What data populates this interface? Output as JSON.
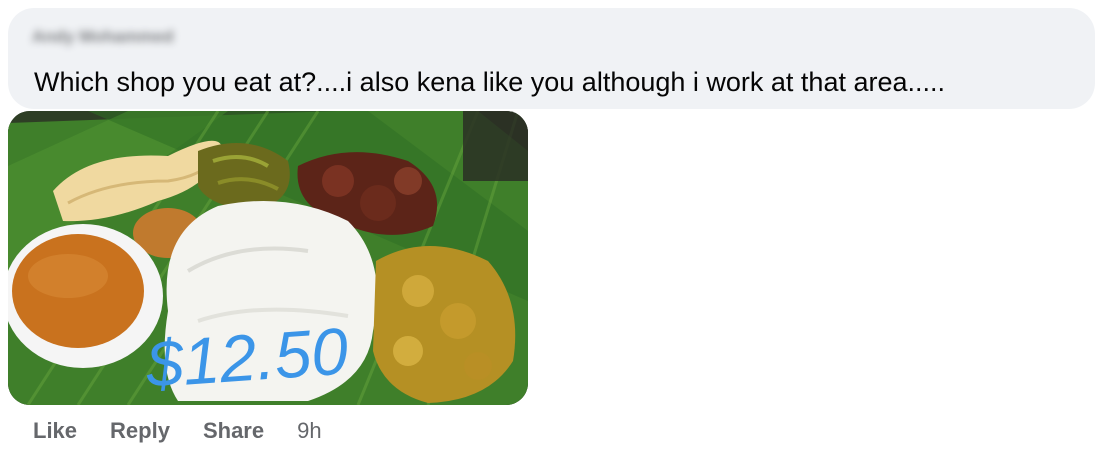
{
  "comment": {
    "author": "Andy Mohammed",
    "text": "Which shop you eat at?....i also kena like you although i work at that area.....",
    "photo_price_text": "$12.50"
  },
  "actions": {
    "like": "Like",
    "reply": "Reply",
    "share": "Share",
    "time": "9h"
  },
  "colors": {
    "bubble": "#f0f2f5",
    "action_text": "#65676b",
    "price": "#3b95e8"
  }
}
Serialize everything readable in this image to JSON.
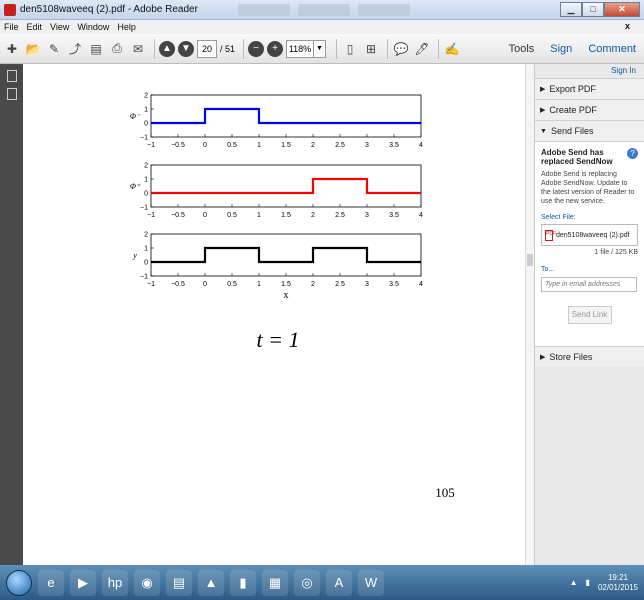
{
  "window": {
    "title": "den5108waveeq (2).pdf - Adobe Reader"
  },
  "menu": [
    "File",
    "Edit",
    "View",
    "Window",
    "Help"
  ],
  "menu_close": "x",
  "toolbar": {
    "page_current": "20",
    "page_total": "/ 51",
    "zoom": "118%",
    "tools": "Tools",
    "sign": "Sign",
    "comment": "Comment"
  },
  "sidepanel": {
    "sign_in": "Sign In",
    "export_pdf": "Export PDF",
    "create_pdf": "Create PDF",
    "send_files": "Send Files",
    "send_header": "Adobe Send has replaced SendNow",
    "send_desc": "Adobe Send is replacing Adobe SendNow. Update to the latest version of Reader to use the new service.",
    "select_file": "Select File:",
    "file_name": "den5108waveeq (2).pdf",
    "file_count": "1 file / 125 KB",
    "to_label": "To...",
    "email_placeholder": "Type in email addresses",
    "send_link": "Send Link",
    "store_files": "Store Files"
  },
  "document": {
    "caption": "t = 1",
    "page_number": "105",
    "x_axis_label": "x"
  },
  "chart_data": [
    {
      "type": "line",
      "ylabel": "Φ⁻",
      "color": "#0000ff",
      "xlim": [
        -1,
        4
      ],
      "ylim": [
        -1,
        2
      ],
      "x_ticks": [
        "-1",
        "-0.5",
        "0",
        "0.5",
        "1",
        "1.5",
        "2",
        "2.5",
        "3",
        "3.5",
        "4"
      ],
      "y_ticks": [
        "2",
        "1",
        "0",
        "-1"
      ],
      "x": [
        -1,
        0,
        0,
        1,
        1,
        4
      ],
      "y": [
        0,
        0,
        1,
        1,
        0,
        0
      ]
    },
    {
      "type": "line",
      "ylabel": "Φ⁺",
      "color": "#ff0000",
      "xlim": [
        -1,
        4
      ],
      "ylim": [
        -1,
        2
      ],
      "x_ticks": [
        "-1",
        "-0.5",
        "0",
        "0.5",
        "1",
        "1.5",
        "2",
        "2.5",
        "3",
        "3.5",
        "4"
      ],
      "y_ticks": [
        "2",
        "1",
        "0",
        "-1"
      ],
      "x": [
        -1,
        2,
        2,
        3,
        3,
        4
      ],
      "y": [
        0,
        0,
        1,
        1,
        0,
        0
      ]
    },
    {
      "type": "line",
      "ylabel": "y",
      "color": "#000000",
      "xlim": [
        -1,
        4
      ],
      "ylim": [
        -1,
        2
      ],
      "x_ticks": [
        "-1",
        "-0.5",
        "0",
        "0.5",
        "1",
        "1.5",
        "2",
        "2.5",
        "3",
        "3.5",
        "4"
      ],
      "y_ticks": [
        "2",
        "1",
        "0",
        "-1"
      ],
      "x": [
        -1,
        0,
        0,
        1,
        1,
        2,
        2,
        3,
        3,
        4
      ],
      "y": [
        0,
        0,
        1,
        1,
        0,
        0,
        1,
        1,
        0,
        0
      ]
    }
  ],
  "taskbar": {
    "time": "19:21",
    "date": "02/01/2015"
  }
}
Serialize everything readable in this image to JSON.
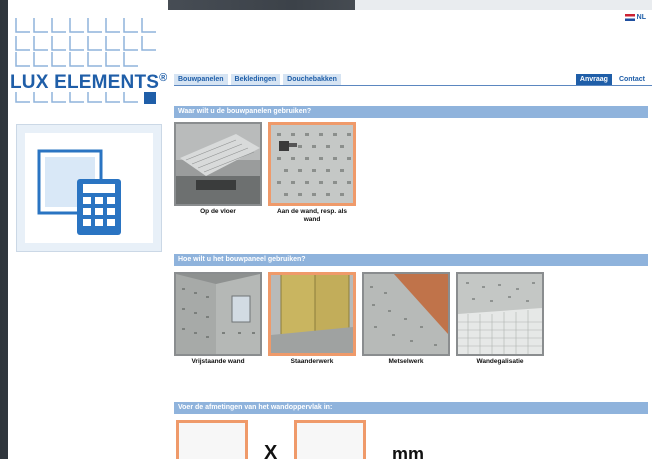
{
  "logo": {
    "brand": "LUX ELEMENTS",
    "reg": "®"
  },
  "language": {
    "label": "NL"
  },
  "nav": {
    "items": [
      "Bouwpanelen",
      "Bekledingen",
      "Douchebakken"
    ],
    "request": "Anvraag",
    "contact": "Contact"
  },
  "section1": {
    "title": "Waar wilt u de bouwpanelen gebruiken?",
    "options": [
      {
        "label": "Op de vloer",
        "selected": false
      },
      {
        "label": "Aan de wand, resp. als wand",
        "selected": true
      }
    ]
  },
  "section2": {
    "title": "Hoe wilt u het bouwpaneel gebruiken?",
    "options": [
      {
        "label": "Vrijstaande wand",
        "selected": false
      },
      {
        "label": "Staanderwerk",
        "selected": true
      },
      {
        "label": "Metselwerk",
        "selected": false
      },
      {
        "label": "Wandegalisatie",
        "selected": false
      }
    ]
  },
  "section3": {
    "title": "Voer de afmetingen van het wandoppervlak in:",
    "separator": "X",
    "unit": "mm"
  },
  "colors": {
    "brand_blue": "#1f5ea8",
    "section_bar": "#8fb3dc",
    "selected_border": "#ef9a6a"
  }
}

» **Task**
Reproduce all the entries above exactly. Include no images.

» **Solved exercise**
What data populates this interface? Output as JSON.
{
  "comment": {
    "author": "Andy Mohammed",
    "text": "Which shop you eat at?....i also kena like you although i work at that area.....",
    "photo_price_text": "$12.50"
  },
  "actions": {
    "like": "Like",
    "reply": "Reply",
    "share": "Share",
    "time": "9h"
  },
  "colors": {
    "bubble": "#f0f2f5",
    "action_text": "#65676b",
    "price": "#3b95e8"
  }
}
Serialize everything readable in this image to JSON.
{
  "window": {
    "title": "den5108waveeq (2).pdf - Adobe Reader"
  },
  "menu": [
    "File",
    "Edit",
    "View",
    "Window",
    "Help"
  ],
  "menu_close": "x",
  "toolbar": {
    "page_current": "20",
    "page_total": "/ 51",
    "zoom": "118%",
    "tools": "Tools",
    "sign": "Sign",
    "comment": "Comment"
  },
  "sidepanel": {
    "sign_in": "Sign In",
    "export_pdf": "Export PDF",
    "create_pdf": "Create PDF",
    "send_files": "Send Files",
    "send_header": "Adobe Send has replaced SendNow",
    "send_desc": "Adobe Send is replacing Adobe SendNow. Update to the latest version of Reader to use the new service.",
    "select_file": "Select File:",
    "file_name": "den5108waveeq (2).pdf",
    "file_count": "1 file / 125 KB",
    "to_label": "To...",
    "email_placeholder": "Type in email addresses",
    "send_link": "Send Link",
    "store_files": "Store Files"
  },
  "document": {
    "caption": "t = 1",
    "page_number": "105",
    "x_axis_label": "x"
  },
  "chart_data": [
    {
      "type": "line",
      "ylabel": "Φ⁻",
      "color": "#0000ff",
      "xlim": [
        -1,
        4
      ],
      "ylim": [
        -1,
        2
      ],
      "x_ticks": [
        "-1",
        "-0.5",
        "0",
        "0.5",
        "1",
        "1.5",
        "2",
        "2.5",
        "3",
        "3.5",
        "4"
      ],
      "y_ticks": [
        "2",
        "1",
        "0",
        "-1"
      ],
      "x": [
        -1,
        0,
        0,
        1,
        1,
        4
      ],
      "y": [
        0,
        0,
        1,
        1,
        0,
        0
      ]
    },
    {
      "type": "line",
      "ylabel": "Φ⁺",
      "color": "#ff0000",
      "xlim": [
        -1,
        4
      ],
      "ylim": [
        -1,
        2
      ],
      "x_ticks": [
        "-1",
        "-0.5",
        "0",
        "0.5",
        "1",
        "1.5",
        "2",
        "2.5",
        "3",
        "3.5",
        "4"
      ],
      "y_ticks": [
        "2",
        "1",
        "0",
        "-1"
      ],
      "x": [
        -1,
        2,
        2,
        3,
        3,
        4
      ],
      "y": [
        0,
        0,
        1,
        1,
        0,
        0
      ]
    },
    {
      "type": "line",
      "ylabel": "y",
      "color": "#000000",
      "xlim": [
        -1,
        4
      ],
      "ylim": [
        -1,
        2
      ],
      "x_ticks": [
        "-1",
        "-0.5",
        "0",
        "0.5",
        "1",
        "1.5",
        "2",
        "2.5",
        "3",
        "3.5",
        "4"
      ],
      "y_ticks": [
        "2",
        "1",
        "0",
        "-1"
      ],
      "x": [
        -1,
        0,
        0,
        1,
        1,
        2,
        2,
        3,
        3,
        4
      ],
      "y": [
        0,
        0,
        1,
        1,
        0,
        0,
        1,
        1,
        0,
        0
      ]
    }
  ],
  "taskbar": {
    "time": "19:21",
    "date": "02/01/2015"
  }
}
Serialize everything readable in this image to JSON.
{
  "logo": {
    "brand": "LUX ELEMENTS",
    "reg": "®"
  },
  "language": {
    "label": "NL"
  },
  "nav": {
    "items": [
      "Bouwpanelen",
      "Bekledingen",
      "Douchebakken"
    ],
    "request": "Anvraag",
    "contact": "Contact"
  },
  "section1": {
    "title": "Waar wilt u de bouwpanelen gebruiken?",
    "options": [
      {
        "label": "Op de vloer",
        "selected": false
      },
      {
        "label": "Aan de wand, resp. als wand",
        "selected": true
      }
    ]
  },
  "section2": {
    "title": "Hoe wilt u het bouwpaneel gebruiken?",
    "options": [
      {
        "label": "Vrijstaande wand",
        "selected": false
      },
      {
        "label": "Staanderwerk",
        "selected": true
      },
      {
        "label": "Metselwerk",
        "selected": false
      },
      {
        "label": "Wandegalisatie",
        "selected": false
      }
    ]
  },
  "section3": {
    "title": "Voer de afmetingen van het wandoppervlak in:",
    "separator": "X",
    "unit": "mm"
  },
  "colors": {
    "brand_blue": "#1f5ea8",
    "section_bar": "#8fb3dc",
    "selected_border": "#ef9a6a"
  }
}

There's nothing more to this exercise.